TASK ITEM |
I'd like every line from the material below that has "tree" in it.

================

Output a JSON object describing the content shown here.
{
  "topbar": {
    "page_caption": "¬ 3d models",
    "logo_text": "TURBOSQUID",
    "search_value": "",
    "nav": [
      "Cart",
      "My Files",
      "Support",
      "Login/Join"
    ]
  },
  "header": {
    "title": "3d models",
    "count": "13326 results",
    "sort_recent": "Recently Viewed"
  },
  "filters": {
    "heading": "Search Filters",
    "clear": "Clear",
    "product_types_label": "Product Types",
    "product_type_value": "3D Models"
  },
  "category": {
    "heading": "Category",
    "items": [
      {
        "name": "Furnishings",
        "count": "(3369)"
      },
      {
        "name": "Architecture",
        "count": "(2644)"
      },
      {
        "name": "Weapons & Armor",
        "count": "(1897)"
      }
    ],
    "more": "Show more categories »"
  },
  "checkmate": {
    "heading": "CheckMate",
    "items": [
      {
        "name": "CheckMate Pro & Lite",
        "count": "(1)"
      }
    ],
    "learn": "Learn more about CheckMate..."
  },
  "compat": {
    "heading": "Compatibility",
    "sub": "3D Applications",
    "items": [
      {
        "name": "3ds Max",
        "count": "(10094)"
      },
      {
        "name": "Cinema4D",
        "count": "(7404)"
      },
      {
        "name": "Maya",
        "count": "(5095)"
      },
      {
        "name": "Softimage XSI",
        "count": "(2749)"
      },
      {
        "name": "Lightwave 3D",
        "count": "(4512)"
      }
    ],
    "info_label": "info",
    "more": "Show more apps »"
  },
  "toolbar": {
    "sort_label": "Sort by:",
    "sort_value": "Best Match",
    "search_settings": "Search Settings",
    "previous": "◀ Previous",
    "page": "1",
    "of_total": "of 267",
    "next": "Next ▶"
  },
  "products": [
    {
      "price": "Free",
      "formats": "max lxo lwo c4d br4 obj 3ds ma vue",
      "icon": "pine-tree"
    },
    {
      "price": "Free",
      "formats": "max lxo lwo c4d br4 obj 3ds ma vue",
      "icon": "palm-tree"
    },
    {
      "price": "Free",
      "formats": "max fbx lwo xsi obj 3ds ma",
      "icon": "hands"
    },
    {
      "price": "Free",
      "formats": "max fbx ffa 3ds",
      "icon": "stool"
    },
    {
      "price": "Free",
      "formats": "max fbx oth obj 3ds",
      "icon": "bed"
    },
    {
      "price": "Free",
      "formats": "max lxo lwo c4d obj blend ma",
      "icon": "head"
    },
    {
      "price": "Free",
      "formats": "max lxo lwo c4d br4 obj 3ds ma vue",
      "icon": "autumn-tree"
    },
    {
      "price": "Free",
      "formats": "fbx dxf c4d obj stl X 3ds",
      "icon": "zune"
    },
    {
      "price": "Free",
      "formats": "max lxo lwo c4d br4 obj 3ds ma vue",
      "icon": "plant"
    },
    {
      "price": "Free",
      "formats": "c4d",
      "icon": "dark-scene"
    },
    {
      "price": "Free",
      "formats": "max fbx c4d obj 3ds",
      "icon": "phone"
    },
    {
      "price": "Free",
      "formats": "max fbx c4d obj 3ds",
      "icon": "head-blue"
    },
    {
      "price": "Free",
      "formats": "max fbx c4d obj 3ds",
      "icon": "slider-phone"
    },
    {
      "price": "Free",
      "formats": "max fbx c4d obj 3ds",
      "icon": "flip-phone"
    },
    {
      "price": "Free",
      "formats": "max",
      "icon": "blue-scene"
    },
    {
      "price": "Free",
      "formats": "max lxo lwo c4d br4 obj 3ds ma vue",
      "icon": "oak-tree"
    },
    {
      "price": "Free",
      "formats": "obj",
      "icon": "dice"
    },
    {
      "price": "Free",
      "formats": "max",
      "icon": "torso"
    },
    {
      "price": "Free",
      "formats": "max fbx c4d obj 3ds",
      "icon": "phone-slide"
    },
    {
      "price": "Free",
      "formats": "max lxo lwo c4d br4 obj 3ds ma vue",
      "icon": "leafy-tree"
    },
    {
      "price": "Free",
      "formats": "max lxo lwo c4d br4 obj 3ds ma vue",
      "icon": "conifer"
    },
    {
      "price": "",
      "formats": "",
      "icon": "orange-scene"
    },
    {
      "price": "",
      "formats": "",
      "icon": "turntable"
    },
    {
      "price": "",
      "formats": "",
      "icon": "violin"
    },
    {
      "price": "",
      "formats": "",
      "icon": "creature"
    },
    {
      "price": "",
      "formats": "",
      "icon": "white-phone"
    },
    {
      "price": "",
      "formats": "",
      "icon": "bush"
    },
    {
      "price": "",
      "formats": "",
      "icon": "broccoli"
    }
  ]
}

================

ANSWER TO THIS EXERCISE |
      "icon": "pine-tree"
      "icon": "palm-tree"
      "icon": "autumn-tree"
      "icon": "oak-tree"
      "icon": "leafy-tree"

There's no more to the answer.